WASHINGTON — A fax bearing the image of a noose. A bullet through a window. Bricks thrown, a gas line cut.
Democrats and Republicans revealed new details of threats against them Thursday in the aftermath of the passage of the health care overhaul. On one point Thursday, there was bipartisan agreement: No act of Congress — health care reform or anything else — merits threats of violence against lawmakers or their families. House Republican leader John Boehner met with Speaker Nancy Pelosi about the incidents and both condemned them.
At least four Democratic offices in New York, Arizona and Kansas were struck, and at least 10 members of Congress have reported threats, including obscenity-laced phone messages and a fax bearing the image of a noose, congressional leaders said.
U.S. Rep. Ginny Brown-Waite, R-Fla., who voted against the health care bill, said she received a threatening voice mail at her Brooksville office Thursday morning that said, "Just wanna let you know I have 27 people that are going to make sure that this b---- does not live to see her next term. Goodbye."
Also Thursday, Rep. Jean Schmidt, R-Ohio, and House Republican Whip Eric Cantor of Virginia said they, too, had been menaced. Schmidt released a recording of a voice mail she said she received in which a man repeatedly accuses Republicans of being racists. Cantor said a shot was fired at his office in Richmond, Va.
Richmond police said later Thursday that the bullet had been randomly fired skyward. A statement said the bullet was fired into the air early Tuesday and hit the front window of a building that houses Cantor's campaign office as it fell to back to earth at a sharp angle.
The round landed on the floor of the office a foot inside a broken window pane. No one was in the building at the time, police said, and an investigation has yielded no suspects.
A threat to assault a member of Congress in retaliation for the performance of official duties is punishable by up to a year in prison.
Among other incidents:
• Ohio Rep. John Boccieri, one of eight Democrats who switched to "yes" on the most recent House vote, said he had received threats.
• E-mails sent to Rep. Suzanne Kosmas, D-Fla., another member who switched her vote, urged her to commit suicide and said she and her family should "rot in hell."
• Rep. Louise Slaughter, a New York Democrat and chairwoman of an influential House committee, said someone had left her a voice mail that used the word "snipers."

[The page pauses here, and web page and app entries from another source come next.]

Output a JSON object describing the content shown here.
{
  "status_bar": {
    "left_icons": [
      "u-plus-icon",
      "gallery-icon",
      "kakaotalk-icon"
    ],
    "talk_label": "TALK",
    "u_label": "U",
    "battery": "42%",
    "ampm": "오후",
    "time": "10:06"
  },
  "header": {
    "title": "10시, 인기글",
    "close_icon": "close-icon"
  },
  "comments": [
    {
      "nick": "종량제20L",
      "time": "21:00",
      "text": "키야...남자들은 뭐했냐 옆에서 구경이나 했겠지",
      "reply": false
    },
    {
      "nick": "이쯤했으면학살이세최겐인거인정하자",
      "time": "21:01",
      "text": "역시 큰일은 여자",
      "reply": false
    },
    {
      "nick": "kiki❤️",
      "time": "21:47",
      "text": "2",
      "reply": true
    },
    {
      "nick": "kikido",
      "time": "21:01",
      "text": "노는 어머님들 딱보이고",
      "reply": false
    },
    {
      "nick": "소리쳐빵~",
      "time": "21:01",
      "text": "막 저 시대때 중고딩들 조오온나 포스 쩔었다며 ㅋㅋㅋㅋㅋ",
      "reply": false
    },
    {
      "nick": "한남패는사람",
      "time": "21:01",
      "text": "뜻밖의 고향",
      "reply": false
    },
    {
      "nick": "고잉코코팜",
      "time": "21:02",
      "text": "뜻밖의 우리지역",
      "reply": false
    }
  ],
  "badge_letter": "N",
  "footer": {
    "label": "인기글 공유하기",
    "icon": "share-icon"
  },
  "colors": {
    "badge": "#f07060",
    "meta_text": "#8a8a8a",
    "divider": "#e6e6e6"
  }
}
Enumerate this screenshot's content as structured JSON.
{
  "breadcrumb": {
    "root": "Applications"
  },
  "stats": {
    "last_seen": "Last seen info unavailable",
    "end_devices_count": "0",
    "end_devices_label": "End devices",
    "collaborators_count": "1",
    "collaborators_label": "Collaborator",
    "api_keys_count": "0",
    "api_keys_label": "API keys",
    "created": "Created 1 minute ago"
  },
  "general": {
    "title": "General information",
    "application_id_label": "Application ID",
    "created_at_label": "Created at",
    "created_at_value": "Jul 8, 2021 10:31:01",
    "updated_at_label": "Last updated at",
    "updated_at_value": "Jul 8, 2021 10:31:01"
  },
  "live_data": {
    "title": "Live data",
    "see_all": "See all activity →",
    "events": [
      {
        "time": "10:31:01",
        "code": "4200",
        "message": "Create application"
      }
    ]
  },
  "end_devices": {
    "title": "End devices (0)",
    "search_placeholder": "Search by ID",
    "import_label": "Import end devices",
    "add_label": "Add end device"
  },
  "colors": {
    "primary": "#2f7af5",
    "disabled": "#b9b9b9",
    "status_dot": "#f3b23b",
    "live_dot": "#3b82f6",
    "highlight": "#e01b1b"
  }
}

• Rep. Bart Stupak, D-Mich., received a fax with a picture of a gallows and noose with "Bart (SS) Stupak" on it. It was captioned, "All Baby Killers come to unseemly ends Either by the hand of man or by the hand of God."